TASK: The whole listing, exactly as given: write it out, leaving out each image.

PROVIDED INFORMATION:
++++++++++
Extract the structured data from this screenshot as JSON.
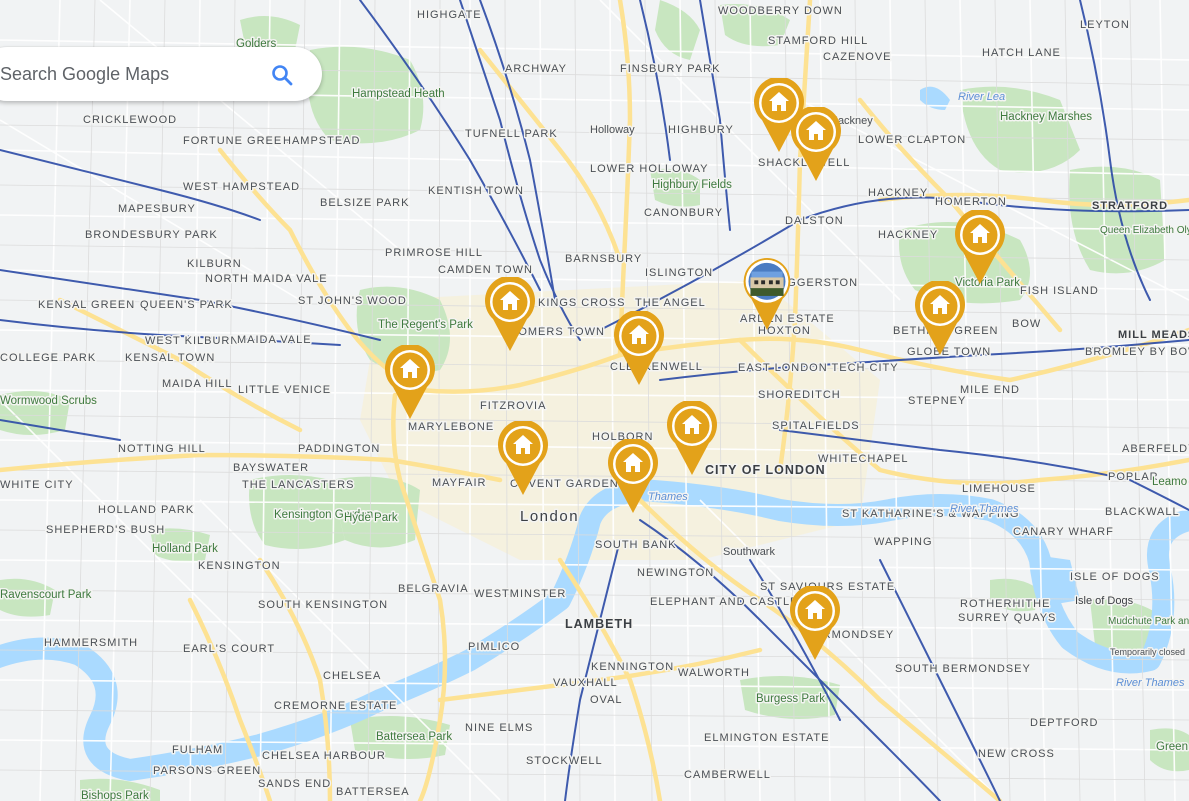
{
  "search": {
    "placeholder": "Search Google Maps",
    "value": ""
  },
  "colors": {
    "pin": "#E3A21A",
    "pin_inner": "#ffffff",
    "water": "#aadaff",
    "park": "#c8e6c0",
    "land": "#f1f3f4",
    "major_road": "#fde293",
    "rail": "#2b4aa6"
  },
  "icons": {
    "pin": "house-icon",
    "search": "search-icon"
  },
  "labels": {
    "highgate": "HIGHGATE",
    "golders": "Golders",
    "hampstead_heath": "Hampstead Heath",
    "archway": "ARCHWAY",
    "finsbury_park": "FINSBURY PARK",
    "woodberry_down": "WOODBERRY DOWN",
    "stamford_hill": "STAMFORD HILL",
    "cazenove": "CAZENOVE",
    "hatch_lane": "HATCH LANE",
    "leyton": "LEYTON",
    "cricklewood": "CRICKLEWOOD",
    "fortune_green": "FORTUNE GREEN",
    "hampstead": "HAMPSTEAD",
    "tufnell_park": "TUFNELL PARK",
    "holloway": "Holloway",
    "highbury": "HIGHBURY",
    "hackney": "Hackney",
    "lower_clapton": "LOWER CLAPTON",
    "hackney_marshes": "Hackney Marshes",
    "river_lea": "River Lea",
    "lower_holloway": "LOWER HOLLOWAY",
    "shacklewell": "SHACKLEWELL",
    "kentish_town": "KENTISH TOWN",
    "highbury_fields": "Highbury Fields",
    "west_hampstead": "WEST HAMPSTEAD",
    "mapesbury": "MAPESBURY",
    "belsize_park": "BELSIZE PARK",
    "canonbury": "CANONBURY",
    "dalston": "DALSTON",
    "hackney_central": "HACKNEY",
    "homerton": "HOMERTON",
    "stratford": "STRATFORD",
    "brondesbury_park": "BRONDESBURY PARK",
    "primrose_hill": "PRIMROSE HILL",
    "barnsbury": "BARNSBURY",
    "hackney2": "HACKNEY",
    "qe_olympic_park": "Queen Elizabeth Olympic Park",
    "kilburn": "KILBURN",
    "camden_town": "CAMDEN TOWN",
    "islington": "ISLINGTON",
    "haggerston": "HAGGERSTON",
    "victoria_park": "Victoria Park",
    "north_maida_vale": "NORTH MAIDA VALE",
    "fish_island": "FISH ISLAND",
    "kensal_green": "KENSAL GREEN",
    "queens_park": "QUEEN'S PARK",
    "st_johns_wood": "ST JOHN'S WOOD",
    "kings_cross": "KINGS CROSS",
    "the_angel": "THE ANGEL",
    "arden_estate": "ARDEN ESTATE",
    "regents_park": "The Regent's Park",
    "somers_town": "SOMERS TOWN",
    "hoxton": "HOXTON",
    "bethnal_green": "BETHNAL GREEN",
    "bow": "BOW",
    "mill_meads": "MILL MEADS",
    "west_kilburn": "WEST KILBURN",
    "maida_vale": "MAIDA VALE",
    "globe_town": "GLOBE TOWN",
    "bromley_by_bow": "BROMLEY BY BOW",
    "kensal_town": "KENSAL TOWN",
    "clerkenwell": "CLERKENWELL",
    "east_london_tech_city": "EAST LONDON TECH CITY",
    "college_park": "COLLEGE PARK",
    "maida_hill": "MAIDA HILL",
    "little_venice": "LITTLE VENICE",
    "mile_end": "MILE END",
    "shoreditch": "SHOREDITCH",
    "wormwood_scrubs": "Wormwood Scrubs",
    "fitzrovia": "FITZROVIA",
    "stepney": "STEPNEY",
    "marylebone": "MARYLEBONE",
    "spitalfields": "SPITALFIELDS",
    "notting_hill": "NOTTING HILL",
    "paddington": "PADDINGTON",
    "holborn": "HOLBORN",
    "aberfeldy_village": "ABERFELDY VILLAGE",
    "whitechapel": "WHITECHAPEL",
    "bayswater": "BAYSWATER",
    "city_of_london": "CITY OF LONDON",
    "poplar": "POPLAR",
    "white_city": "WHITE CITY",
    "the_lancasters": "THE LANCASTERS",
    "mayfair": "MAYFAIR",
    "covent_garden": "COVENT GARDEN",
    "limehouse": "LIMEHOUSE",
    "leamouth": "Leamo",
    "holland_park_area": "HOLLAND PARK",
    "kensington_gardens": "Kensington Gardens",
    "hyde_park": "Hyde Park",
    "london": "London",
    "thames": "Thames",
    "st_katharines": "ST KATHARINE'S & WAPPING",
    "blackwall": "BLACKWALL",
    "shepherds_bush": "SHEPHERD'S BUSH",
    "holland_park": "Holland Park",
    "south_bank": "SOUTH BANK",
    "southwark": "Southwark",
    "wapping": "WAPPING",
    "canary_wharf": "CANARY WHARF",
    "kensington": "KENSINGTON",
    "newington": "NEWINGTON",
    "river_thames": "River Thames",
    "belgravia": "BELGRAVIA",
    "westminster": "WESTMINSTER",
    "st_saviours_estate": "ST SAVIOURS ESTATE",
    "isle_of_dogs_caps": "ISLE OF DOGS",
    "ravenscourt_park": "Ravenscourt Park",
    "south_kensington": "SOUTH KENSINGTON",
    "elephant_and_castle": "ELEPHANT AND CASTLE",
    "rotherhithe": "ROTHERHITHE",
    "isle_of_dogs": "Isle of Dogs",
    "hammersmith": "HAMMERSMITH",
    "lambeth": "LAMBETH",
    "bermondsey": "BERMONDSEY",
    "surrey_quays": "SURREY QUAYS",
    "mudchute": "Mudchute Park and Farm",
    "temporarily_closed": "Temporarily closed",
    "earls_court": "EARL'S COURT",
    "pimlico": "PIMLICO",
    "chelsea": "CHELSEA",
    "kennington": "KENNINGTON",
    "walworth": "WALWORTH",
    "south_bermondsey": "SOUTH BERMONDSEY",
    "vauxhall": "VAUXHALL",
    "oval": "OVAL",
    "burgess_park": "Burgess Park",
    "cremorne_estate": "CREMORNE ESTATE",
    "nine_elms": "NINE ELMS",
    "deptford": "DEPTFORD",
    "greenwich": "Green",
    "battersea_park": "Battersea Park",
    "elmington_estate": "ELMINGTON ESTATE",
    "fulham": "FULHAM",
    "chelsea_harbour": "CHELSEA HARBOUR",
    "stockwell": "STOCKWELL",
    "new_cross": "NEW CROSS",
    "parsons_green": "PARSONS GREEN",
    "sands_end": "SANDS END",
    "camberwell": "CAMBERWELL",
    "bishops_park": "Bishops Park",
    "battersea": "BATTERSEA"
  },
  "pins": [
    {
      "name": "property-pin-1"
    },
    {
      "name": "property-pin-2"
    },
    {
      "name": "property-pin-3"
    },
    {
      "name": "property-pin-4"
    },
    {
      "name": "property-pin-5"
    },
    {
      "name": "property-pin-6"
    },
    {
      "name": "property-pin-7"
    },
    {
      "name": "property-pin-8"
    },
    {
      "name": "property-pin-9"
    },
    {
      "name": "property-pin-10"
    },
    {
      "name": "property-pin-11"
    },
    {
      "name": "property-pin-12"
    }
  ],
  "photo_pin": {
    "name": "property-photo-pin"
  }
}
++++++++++
RESPONSE:
Extract the structured data from this screenshot as JSON.
{
  "search": {
    "placeholder": "Search Google Maps",
    "value": ""
  },
  "colors": {
    "pin": "#E3A21A",
    "pin_inner": "#ffffff",
    "water": "#aadaff",
    "park": "#c8e6c0",
    "land": "#f1f3f4",
    "major_road": "#fde293",
    "rail": "#2b4aa6"
  },
  "icons": {
    "pin": "house-icon",
    "search": "search-icon"
  },
  "labels": {
    "highgate": "HIGHGATE",
    "golders": "Golders",
    "hampstead_heath": "Hampstead Heath",
    "archway": "ARCHWAY",
    "finsbury_park": "FINSBURY PARK",
    "woodberry_down": "WOODBERRY DOWN",
    "stamford_hill": "STAMFORD HILL",
    "cazenove": "CAZENOVE",
    "hatch_lane": "HATCH LANE",
    "leyton": "LEYTON",
    "cricklewood": "CRICKLEWOOD",
    "fortune_green": "FORTUNE GREEN",
    "hampstead": "HAMPSTEAD",
    "tufnell_park": "TUFNELL PARK",
    "holloway": "Holloway",
    "highbury": "HIGHBURY",
    "hackney": "Hackney",
    "lower_clapton": "LOWER CLAPTON",
    "hackney_marshes": "Hackney Marshes",
    "river_lea": "River Lea",
    "lower_holloway": "LOWER HOLLOWAY",
    "shacklewell": "SHACKLEWELL",
    "kentish_town": "KENTISH TOWN",
    "highbury_fields": "Highbury Fields",
    "west_hampstead": "WEST HAMPSTEAD",
    "mapesbury": "MAPESBURY",
    "belsize_park": "BELSIZE PARK",
    "canonbury": "CANONBURY",
    "dalston": "DALSTON",
    "hackney_central": "HACKNEY",
    "homerton": "HOMERTON",
    "stratford": "STRATFORD",
    "brondesbury_park": "BRONDESBURY PARK",
    "primrose_hill": "PRIMROSE HILL",
    "barnsbury": "BARNSBURY",
    "hackney2": "HACKNEY",
    "qe_olympic_park": "Queen Elizabeth Olympic Park",
    "kilburn": "KILBURN",
    "camden_town": "CAMDEN TOWN",
    "islington": "ISLINGTON",
    "haggerston": "HAGGERSTON",
    "victoria_park": "Victoria Park",
    "north_maida_vale": "NORTH MAIDA VALE",
    "fish_island": "FISH ISLAND",
    "kensal_green": "KENSAL GREEN",
    "queens_park": "QUEEN'S PARK",
    "st_johns_wood": "ST JOHN'S WOOD",
    "kings_cross": "KINGS CROSS",
    "the_angel": "THE ANGEL",
    "arden_estate": "ARDEN ESTATE",
    "regents_park": "The Regent's Park",
    "somers_town": "SOMERS TOWN",
    "hoxton": "HOXTON",
    "bethnal_green": "BETHNAL GREEN",
    "bow": "BOW",
    "mill_meads": "MILL MEADS",
    "west_kilburn": "WEST KILBURN",
    "maida_vale": "MAIDA VALE",
    "globe_town": "GLOBE TOWN",
    "bromley_by_bow": "BROMLEY BY BOW",
    "kensal_town": "KENSAL TOWN",
    "clerkenwell": "CLERKENWELL",
    "east_london_tech_city": "EAST LONDON TECH CITY",
    "college_park": "COLLEGE PARK",
    "maida_hill": "MAIDA HILL",
    "little_venice": "LITTLE VENICE",
    "mile_end": "MILE END",
    "shoreditch": "SHOREDITCH",
    "wormwood_scrubs": "Wormwood Scrubs",
    "fitzrovia": "FITZROVIA",
    "stepney": "STEPNEY",
    "marylebone": "MARYLEBONE",
    "spitalfields": "SPITALFIELDS",
    "notting_hill": "NOTTING HILL",
    "paddington": "PADDINGTON",
    "holborn": "HOLBORN",
    "aberfeldy_village": "ABERFELDY VILLAGE",
    "whitechapel": "WHITECHAPEL",
    "bayswater": "BAYSWATER",
    "city_of_london": "CITY OF LONDON",
    "poplar": "POPLAR",
    "white_city": "WHITE CITY",
    "the_lancasters": "THE LANCASTERS",
    "mayfair": "MAYFAIR",
    "covent_garden": "COVENT GARDEN",
    "limehouse": "LIMEHOUSE",
    "leamouth": "Leamo",
    "holland_park_area": "HOLLAND PARK",
    "kensington_gardens": "Kensington Gardens",
    "hyde_park": "Hyde Park",
    "london": "London",
    "thames": "Thames",
    "st_katharines": "ST KATHARINE'S & WAPPING",
    "blackwall": "BLACKWALL",
    "shepherds_bush": "SHEPHERD'S BUSH",
    "holland_park": "Holland Park",
    "south_bank": "SOUTH BANK",
    "southwark": "Southwark",
    "wapping": "WAPPING",
    "canary_wharf": "CANARY WHARF",
    "kensington": "KENSINGTON",
    "newington": "NEWINGTON",
    "river_thames": "River Thames",
    "belgravia": "BELGRAVIA",
    "westminster": "WESTMINSTER",
    "st_saviours_estate": "ST SAVIOURS ESTATE",
    "isle_of_dogs_caps": "ISLE OF DOGS",
    "ravenscourt_park": "Ravenscourt Park",
    "south_kensington": "SOUTH KENSINGTON",
    "elephant_and_castle": "ELEPHANT AND CASTLE",
    "rotherhithe": "ROTHERHITHE",
    "isle_of_dogs": "Isle of Dogs",
    "hammersmith": "HAMMERSMITH",
    "lambeth": "LAMBETH",
    "bermondsey": "BERMONDSEY",
    "surrey_quays": "SURREY QUAYS",
    "mudchute": "Mudchute Park and Farm",
    "temporarily_closed": "Temporarily closed",
    "earls_court": "EARL'S COURT",
    "pimlico": "PIMLICO",
    "chelsea": "CHELSEA",
    "kennington": "KENNINGTON",
    "walworth": "WALWORTH",
    "south_bermondsey": "SOUTH BERMONDSEY",
    "vauxhall": "VAUXHALL",
    "oval": "OVAL",
    "burgess_park": "Burgess Park",
    "cremorne_estate": "CREMORNE ESTATE",
    "nine_elms": "NINE ELMS",
    "deptford": "DEPTFORD",
    "greenwich": "Green",
    "battersea_park": "Battersea Park",
    "elmington_estate": "ELMINGTON ESTATE",
    "fulham": "FULHAM",
    "chelsea_harbour": "CHELSEA HARBOUR",
    "stockwell": "STOCKWELL",
    "new_cross": "NEW CROSS",
    "parsons_green": "PARSONS GREEN",
    "sands_end": "SANDS END",
    "camberwell": "CAMBERWELL",
    "bishops_park": "Bishops Park",
    "battersea": "BATTERSEA"
  },
  "pins": [
    {
      "name": "property-pin-1"
    },
    {
      "name": "property-pin-2"
    },
    {
      "name": "property-pin-3"
    },
    {
      "name": "property-pin-4"
    },
    {
      "name": "property-pin-5"
    },
    {
      "name": "property-pin-6"
    },
    {
      "name": "property-pin-7"
    },
    {
      "name": "property-pin-8"
    },
    {
      "name": "property-pin-9"
    },
    {
      "name": "property-pin-10"
    },
    {
      "name": "property-pin-11"
    },
    {
      "name": "property-pin-12"
    }
  ],
  "photo_pin": {
    "name": "property-photo-pin"
  }
}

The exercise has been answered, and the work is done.